Exercise instructions:
Repeat the listing that follows exactly. Pictures are not part of the copy.

Records shown:
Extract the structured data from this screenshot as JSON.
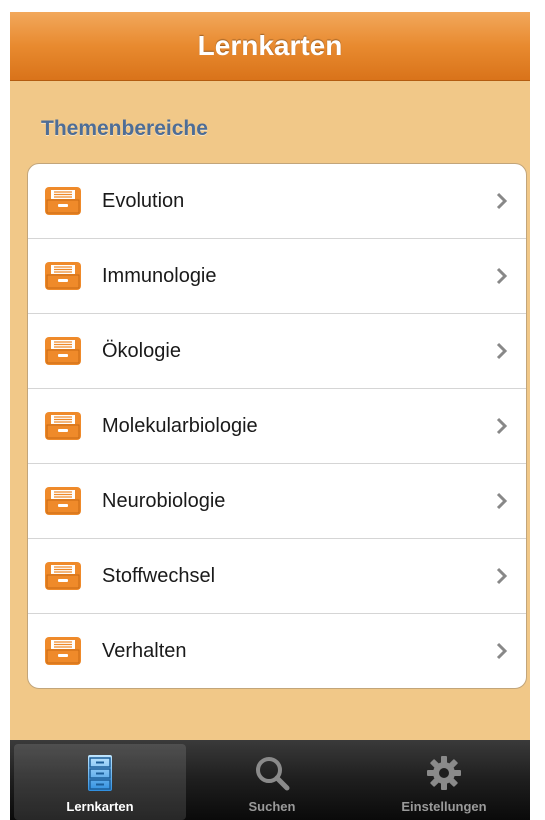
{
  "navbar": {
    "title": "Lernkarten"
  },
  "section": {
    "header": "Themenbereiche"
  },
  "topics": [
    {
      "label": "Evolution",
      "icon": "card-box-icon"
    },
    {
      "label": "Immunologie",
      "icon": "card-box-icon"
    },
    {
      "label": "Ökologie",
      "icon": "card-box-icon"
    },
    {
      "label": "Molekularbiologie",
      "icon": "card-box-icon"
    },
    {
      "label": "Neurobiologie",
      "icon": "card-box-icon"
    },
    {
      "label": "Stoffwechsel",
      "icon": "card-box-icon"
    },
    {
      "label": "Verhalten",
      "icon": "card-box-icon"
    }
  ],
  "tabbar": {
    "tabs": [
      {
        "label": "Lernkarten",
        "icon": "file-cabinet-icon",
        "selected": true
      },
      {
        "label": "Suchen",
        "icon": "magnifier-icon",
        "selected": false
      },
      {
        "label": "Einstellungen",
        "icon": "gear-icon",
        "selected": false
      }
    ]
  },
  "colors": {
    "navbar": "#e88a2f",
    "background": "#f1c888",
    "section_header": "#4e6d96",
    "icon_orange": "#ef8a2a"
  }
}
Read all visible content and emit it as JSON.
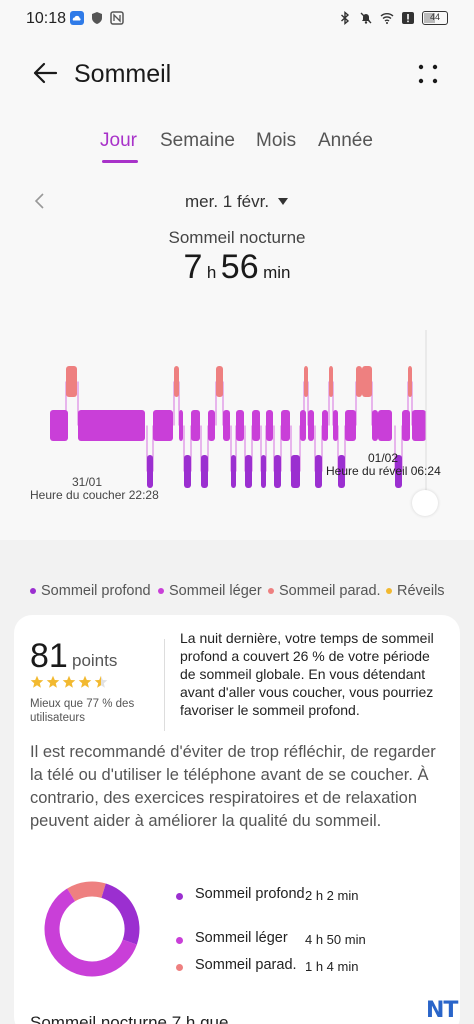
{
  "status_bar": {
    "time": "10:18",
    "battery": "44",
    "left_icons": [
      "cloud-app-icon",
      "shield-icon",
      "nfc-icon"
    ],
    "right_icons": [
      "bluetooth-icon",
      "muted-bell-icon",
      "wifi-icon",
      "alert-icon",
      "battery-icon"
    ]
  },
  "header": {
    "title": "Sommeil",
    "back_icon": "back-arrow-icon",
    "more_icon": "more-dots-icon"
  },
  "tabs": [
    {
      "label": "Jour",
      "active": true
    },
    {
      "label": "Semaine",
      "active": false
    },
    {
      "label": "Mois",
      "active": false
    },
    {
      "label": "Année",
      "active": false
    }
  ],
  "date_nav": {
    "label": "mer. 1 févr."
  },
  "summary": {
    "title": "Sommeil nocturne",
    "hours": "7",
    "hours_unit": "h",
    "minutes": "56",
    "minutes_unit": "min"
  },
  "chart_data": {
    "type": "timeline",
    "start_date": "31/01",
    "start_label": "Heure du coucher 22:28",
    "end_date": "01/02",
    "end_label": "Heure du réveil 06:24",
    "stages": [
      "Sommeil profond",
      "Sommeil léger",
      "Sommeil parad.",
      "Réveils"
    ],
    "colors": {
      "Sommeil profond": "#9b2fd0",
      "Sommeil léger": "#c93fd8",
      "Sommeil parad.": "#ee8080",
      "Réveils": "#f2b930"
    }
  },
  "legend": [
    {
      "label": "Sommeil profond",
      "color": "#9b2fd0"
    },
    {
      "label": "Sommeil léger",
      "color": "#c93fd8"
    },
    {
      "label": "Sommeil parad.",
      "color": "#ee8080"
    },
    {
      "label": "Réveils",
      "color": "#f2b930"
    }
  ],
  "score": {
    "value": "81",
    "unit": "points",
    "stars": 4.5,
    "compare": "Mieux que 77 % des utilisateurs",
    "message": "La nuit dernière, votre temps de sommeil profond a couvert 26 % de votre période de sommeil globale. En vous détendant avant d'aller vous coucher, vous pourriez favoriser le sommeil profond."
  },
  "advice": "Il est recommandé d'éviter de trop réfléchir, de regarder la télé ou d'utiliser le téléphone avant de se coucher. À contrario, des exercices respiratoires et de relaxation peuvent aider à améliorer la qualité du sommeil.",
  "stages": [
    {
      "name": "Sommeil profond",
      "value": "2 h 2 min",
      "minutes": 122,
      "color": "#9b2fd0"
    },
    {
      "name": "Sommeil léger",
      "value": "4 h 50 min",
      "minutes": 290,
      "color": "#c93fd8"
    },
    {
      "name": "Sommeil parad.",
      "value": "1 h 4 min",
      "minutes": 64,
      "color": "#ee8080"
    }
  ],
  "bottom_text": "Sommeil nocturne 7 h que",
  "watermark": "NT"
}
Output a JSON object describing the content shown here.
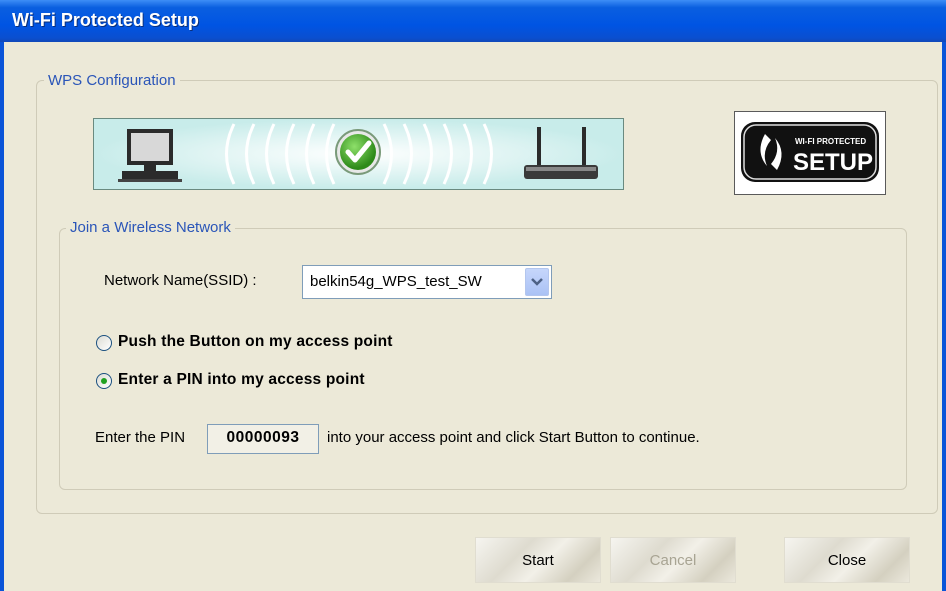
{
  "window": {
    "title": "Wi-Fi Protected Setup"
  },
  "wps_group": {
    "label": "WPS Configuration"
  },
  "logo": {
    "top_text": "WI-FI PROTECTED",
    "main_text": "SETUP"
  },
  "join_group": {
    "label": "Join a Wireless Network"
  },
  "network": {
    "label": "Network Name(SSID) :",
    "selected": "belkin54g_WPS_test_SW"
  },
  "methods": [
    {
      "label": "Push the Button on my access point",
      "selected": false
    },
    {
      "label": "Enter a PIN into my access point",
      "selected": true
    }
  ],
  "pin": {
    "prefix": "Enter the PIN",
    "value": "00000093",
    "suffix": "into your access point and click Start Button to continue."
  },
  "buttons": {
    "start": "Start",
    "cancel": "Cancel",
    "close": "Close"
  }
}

Output of the task:
Extract the structured data from this screenshot as JSON.
{
  "navbar": {
    "title": "Lernkarten"
  },
  "section": {
    "header": "Themenbereiche"
  },
  "topics": [
    {
      "label": "Evolution",
      "icon": "card-box-icon"
    },
    {
      "label": "Immunologie",
      "icon": "card-box-icon"
    },
    {
      "label": "Ökologie",
      "icon": "card-box-icon"
    },
    {
      "label": "Molekularbiologie",
      "icon": "card-box-icon"
    },
    {
      "label": "Neurobiologie",
      "icon": "card-box-icon"
    },
    {
      "label": "Stoffwechsel",
      "icon": "card-box-icon"
    },
    {
      "label": "Verhalten",
      "icon": "card-box-icon"
    }
  ],
  "tabbar": {
    "tabs": [
      {
        "label": "Lernkarten",
        "icon": "file-cabinet-icon",
        "selected": true
      },
      {
        "label": "Suchen",
        "icon": "magnifier-icon",
        "selected": false
      },
      {
        "label": "Einstellungen",
        "icon": "gear-icon",
        "selected": false
      }
    ]
  },
  "colors": {
    "navbar": "#e88a2f",
    "background": "#f1c888",
    "section_header": "#4e6d96",
    "icon_orange": "#ef8a2a"
  }
}
Read all visible content and emit it as JSON.
{
  "status_bar": {
    "time": "10:18",
    "battery": "44",
    "left_icons": [
      "cloud-app-icon",
      "shield-icon",
      "nfc-icon"
    ],
    "right_icons": [
      "bluetooth-icon",
      "muted-bell-icon",
      "wifi-icon",
      "alert-icon",
      "battery-icon"
    ]
  },
  "header": {
    "title": "Sommeil",
    "back_icon": "back-arrow-icon",
    "more_icon": "more-dots-icon"
  },
  "tabs": [
    {
      "label": "Jour",
      "active": true
    },
    {
      "label": "Semaine",
      "active": false
    },
    {
      "label": "Mois",
      "active": false
    },
    {
      "label": "Année",
      "active": false
    }
  ],
  "date_nav": {
    "label": "mer. 1 févr."
  },
  "summary": {
    "title": "Sommeil nocturne",
    "hours": "7",
    "hours_unit": "h",
    "minutes": "56",
    "minutes_unit": "min"
  },
  "chart_data": {
    "type": "timeline",
    "start_date": "31/01",
    "start_label": "Heure du coucher 22:28",
    "end_date": "01/02",
    "end_label": "Heure du réveil 06:24",
    "stages": [
      "Sommeil profond",
      "Sommeil léger",
      "Sommeil parad.",
      "Réveils"
    ],
    "colors": {
      "Sommeil profond": "#9b2fd0",
      "Sommeil léger": "#c93fd8",
      "Sommeil parad.": "#ee8080",
      "Réveils": "#f2b930"
    }
  },
  "legend": [
    {
      "label": "Sommeil profond",
      "color": "#9b2fd0"
    },
    {
      "label": "Sommeil léger",
      "color": "#c93fd8"
    },
    {
      "label": "Sommeil parad.",
      "color": "#ee8080"
    },
    {
      "label": "Réveils",
      "color": "#f2b930"
    }
  ],
  "score": {
    "value": "81",
    "unit": "points",
    "stars": 4.5,
    "compare": "Mieux que 77 % des utilisateurs",
    "message": "La nuit dernière, votre temps de sommeil profond a couvert 26 % de votre période de sommeil globale. En vous détendant avant d'aller vous coucher, vous pourriez favoriser le sommeil profond."
  },
  "advice": "Il est recommandé d'éviter de trop réfléchir, de regarder la télé ou d'utiliser le téléphone avant de se coucher. À contrario, des exercices respiratoires et de relaxation peuvent aider à améliorer la qualité du sommeil.",
  "stages": [
    {
      "name": "Sommeil profond",
      "value": "2 h 2 min",
      "minutes": 122,
      "color": "#9b2fd0"
    },
    {
      "name": "Sommeil léger",
      "value": "4 h 50 min",
      "minutes": 290,
      "color": "#c93fd8"
    },
    {
      "name": "Sommeil parad.",
      "value": "1 h 4 min",
      "minutes": 64,
      "color": "#ee8080"
    }
  ],
  "bottom_text": "Sommeil nocturne 7 h que",
  "watermark": "NT"
}
Output a JSON object describing the content shown here.
{
  "window": {
    "title": "Wi-Fi Protected Setup"
  },
  "wps_group": {
    "label": "WPS Configuration"
  },
  "logo": {
    "top_text": "WI-FI PROTECTED",
    "main_text": "SETUP"
  },
  "join_group": {
    "label": "Join a Wireless Network"
  },
  "network": {
    "label": "Network Name(SSID) :",
    "selected": "belkin54g_WPS_test_SW"
  },
  "methods": [
    {
      "label": "Push the Button on my access point",
      "selected": false
    },
    {
      "label": "Enter a PIN into my access point",
      "selected": true
    }
  ],
  "pin": {
    "prefix": "Enter the PIN",
    "value": "00000093",
    "suffix": "into your access point and click Start Button to continue."
  },
  "buttons": {
    "start": "Start",
    "cancel": "Cancel",
    "close": "Close"
  }
}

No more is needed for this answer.